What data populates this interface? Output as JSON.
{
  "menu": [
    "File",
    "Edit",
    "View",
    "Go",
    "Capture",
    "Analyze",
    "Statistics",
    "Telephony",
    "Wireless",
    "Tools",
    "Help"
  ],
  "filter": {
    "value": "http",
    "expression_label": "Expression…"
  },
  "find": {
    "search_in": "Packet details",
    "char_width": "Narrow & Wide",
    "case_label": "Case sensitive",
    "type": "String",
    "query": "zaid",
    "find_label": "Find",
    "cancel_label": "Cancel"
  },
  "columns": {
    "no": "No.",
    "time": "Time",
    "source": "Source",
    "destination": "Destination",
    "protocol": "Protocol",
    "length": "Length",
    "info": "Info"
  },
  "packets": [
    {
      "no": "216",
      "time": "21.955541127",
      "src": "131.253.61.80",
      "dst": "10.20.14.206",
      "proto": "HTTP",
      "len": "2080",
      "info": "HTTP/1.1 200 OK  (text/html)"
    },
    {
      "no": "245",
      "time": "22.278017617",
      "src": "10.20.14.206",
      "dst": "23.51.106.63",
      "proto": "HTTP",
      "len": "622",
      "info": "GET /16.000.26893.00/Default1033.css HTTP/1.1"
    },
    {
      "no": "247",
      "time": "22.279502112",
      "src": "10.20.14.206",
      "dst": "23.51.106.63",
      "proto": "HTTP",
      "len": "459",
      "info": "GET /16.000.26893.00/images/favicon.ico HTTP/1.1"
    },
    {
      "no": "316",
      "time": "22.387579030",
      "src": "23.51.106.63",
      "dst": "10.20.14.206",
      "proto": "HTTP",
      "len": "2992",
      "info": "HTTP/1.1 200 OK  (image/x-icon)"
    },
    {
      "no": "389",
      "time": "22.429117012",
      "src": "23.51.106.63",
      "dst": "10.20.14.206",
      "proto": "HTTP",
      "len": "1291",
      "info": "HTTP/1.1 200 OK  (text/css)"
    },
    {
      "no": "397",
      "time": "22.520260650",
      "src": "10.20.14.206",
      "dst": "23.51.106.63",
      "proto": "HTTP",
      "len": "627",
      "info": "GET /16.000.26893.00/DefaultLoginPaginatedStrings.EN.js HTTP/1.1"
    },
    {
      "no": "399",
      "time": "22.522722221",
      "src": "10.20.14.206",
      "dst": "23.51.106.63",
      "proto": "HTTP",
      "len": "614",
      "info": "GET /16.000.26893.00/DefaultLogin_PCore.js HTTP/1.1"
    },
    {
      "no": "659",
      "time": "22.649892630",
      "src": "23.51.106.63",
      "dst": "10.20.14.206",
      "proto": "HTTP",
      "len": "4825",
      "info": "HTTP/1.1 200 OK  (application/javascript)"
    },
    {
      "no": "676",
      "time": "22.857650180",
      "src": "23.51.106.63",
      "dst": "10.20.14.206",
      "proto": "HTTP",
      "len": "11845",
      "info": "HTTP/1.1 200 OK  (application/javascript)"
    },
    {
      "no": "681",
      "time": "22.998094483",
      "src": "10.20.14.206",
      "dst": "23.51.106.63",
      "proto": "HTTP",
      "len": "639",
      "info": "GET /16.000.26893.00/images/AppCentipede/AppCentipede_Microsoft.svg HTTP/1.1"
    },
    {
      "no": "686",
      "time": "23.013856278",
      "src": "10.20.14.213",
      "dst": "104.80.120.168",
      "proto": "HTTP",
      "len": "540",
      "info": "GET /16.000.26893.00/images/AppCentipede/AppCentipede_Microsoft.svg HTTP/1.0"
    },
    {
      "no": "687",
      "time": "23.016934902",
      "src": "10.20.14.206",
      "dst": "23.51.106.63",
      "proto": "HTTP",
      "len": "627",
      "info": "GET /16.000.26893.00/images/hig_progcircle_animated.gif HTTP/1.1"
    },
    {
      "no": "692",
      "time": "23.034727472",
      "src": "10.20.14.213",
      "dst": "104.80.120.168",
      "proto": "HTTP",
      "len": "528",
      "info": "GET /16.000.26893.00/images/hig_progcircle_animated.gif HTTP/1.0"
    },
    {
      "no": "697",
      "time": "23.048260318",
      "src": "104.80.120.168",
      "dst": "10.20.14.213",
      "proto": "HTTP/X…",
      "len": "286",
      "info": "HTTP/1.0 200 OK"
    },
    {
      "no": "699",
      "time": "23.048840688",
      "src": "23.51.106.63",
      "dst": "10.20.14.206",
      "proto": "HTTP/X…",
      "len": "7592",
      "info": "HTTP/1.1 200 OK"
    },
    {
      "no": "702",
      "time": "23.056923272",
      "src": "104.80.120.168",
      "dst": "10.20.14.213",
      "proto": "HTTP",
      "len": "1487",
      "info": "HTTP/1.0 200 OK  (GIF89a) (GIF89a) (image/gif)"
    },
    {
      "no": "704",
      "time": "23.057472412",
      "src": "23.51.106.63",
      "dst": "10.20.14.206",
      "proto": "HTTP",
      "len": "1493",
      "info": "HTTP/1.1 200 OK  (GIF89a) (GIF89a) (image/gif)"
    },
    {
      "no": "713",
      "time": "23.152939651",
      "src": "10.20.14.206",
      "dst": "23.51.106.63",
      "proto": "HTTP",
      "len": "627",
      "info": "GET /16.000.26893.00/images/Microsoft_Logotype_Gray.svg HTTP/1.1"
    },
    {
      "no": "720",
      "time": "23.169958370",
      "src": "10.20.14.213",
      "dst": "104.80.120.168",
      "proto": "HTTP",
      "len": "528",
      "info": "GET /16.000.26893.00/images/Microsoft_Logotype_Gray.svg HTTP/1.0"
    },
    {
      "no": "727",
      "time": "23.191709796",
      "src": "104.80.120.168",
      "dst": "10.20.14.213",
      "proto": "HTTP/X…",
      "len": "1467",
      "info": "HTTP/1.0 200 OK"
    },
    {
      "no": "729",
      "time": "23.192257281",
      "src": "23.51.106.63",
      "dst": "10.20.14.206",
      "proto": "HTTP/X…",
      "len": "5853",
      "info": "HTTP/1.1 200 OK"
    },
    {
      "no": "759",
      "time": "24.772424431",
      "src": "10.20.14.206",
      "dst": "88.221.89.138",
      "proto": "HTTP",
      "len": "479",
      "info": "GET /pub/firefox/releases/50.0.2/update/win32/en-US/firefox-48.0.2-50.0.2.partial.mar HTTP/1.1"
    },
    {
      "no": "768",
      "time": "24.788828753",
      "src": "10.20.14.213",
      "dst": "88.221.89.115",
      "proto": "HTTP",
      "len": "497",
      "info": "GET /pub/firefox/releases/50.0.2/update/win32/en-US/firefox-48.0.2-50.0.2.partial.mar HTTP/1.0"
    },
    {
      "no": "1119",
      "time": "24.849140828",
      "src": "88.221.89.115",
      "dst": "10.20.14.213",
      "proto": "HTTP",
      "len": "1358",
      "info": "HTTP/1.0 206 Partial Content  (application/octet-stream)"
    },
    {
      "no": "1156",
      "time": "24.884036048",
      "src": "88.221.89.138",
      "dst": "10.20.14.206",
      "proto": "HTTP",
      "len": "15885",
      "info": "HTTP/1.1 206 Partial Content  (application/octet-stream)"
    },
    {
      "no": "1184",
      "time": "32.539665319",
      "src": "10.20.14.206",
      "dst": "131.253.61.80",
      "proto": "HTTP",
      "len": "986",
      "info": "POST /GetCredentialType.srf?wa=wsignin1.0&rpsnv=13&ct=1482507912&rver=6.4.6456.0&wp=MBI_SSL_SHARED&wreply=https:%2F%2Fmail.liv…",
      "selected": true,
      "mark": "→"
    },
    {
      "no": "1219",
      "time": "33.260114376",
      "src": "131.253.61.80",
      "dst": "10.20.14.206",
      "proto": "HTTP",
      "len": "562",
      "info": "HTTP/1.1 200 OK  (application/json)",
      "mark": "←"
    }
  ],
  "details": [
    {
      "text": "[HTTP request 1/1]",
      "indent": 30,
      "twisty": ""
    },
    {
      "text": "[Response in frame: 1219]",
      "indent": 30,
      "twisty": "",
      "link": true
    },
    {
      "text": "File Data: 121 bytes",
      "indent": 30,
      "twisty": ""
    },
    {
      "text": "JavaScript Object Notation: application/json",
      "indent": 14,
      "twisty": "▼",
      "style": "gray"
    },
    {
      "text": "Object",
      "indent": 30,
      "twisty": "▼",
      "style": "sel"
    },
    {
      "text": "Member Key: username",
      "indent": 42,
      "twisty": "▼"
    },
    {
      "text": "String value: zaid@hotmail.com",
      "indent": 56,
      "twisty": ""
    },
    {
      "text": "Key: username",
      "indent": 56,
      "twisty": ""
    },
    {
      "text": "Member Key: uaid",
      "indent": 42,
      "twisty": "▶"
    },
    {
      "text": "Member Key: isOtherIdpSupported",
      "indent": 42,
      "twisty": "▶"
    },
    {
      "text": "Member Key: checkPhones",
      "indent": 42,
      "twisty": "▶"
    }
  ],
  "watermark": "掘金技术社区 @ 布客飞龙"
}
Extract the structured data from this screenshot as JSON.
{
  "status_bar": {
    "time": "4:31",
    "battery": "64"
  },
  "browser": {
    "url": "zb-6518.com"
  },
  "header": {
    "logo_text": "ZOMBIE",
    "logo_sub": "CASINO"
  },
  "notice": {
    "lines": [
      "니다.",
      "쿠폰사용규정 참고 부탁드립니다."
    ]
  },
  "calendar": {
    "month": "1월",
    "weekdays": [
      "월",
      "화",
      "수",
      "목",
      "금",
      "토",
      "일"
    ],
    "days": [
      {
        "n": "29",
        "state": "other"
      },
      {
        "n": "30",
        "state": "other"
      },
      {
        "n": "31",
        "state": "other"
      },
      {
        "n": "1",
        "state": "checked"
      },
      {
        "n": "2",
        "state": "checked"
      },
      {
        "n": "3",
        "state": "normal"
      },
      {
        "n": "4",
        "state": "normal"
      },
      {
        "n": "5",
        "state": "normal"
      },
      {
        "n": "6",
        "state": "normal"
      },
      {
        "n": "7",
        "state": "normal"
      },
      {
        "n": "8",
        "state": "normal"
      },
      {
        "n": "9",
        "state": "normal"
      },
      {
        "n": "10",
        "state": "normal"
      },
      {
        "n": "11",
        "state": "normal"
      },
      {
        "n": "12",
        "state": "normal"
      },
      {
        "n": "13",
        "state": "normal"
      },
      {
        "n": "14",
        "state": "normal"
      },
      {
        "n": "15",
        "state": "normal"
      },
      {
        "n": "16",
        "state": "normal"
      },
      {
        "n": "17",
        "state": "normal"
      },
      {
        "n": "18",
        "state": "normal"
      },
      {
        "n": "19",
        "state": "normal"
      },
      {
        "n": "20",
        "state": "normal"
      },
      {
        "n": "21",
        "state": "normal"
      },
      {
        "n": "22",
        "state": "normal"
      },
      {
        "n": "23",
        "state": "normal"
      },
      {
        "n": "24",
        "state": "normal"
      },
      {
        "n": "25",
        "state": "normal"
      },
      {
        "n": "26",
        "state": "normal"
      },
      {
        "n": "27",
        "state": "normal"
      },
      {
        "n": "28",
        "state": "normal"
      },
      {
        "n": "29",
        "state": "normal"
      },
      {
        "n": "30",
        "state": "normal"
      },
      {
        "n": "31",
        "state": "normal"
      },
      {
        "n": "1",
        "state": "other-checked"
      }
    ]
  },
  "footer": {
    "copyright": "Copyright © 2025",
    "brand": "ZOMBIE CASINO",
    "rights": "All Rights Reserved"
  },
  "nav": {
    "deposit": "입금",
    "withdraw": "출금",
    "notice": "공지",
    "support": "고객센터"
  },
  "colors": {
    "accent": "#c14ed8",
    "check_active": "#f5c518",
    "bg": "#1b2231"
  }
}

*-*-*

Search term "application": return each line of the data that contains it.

      "info": "HTTP/1.1 200 OK  (application/javascript)"
      "info": "HTTP/1.1 200 OK  (application/javascript)"
      "info": "HTTP/1.0 206 Partial Content  (application/octet-stream)"
      "info": "HTTP/1.1 206 Partial Content  (application/octet-stream)"
      "info": "HTTP/1.1 200 OK  (application/json)",
      "text": "JavaScript Object Notation: application/json",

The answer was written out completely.